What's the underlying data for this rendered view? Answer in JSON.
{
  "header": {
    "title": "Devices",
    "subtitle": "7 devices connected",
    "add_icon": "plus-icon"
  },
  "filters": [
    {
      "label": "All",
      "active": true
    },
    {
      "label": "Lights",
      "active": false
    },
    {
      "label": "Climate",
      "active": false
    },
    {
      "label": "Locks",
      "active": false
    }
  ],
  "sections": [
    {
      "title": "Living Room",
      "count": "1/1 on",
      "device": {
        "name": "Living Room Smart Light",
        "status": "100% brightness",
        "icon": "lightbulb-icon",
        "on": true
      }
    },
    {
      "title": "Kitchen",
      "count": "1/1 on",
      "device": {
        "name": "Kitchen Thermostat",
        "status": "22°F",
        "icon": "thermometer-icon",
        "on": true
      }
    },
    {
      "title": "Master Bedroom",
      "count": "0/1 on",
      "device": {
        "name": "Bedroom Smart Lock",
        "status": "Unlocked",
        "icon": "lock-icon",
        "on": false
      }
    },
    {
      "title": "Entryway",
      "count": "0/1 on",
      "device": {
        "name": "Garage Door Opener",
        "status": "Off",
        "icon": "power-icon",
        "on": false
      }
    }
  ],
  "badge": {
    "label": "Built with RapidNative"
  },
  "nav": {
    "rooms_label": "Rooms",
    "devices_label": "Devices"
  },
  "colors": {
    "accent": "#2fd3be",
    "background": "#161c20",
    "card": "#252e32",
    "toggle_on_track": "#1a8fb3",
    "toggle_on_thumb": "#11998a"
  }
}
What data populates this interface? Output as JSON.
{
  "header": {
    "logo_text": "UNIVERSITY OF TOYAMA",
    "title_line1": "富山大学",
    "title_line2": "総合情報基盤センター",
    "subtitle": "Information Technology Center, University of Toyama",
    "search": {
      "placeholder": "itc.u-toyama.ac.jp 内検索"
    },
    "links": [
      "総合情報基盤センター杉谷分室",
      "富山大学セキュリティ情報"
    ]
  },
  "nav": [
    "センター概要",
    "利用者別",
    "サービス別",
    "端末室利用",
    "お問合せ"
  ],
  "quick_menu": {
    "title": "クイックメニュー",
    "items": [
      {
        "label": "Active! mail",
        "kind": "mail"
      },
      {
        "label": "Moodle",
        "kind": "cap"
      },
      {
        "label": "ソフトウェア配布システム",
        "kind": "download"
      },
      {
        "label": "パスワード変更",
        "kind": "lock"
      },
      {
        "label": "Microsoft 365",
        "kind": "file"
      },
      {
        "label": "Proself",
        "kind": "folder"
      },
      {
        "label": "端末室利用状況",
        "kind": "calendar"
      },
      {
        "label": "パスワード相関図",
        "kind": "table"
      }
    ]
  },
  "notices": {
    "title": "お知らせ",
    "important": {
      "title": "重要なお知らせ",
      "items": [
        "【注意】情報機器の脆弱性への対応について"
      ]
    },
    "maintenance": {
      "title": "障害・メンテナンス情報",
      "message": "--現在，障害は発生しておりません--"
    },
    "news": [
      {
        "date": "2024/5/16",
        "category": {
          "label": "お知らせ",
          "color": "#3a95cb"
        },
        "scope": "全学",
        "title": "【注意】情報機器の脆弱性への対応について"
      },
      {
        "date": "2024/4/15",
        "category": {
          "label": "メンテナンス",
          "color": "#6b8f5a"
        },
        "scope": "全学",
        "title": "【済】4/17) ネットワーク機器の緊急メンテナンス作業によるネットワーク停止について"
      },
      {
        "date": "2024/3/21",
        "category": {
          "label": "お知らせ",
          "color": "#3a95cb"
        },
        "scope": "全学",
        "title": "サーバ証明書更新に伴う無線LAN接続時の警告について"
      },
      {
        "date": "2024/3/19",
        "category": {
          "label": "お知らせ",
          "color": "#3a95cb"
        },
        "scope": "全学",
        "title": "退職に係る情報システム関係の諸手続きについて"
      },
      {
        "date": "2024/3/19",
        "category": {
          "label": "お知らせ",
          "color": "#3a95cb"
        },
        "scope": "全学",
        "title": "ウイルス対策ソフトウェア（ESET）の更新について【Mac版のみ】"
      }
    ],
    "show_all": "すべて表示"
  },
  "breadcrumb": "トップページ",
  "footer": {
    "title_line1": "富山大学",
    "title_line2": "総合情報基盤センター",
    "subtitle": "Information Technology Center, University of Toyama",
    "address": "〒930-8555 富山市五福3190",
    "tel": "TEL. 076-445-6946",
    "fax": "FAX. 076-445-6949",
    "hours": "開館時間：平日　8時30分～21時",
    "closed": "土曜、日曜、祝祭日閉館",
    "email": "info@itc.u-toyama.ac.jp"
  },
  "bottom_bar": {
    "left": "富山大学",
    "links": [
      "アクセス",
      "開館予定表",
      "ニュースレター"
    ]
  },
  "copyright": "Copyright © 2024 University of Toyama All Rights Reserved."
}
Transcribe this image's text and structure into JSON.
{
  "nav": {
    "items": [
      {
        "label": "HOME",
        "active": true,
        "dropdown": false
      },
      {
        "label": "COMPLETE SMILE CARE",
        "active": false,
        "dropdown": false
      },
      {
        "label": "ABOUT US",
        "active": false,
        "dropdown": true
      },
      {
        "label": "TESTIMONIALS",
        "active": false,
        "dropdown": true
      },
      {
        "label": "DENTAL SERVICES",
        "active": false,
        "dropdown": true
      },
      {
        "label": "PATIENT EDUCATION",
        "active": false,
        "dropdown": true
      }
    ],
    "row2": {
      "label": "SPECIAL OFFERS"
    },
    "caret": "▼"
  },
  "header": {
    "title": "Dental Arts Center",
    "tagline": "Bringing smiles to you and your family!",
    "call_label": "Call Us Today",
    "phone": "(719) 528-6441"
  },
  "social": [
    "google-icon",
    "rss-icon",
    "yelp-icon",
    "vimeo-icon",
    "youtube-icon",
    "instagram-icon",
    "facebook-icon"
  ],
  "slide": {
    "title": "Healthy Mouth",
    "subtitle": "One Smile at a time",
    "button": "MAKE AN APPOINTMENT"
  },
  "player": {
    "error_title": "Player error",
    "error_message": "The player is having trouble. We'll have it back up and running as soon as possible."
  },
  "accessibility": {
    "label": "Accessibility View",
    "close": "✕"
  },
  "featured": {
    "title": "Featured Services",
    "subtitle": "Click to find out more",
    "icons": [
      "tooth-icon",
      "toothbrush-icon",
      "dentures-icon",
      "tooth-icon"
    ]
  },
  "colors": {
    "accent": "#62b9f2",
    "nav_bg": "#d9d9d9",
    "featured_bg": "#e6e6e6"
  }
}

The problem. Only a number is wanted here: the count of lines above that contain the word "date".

Exercise output. 5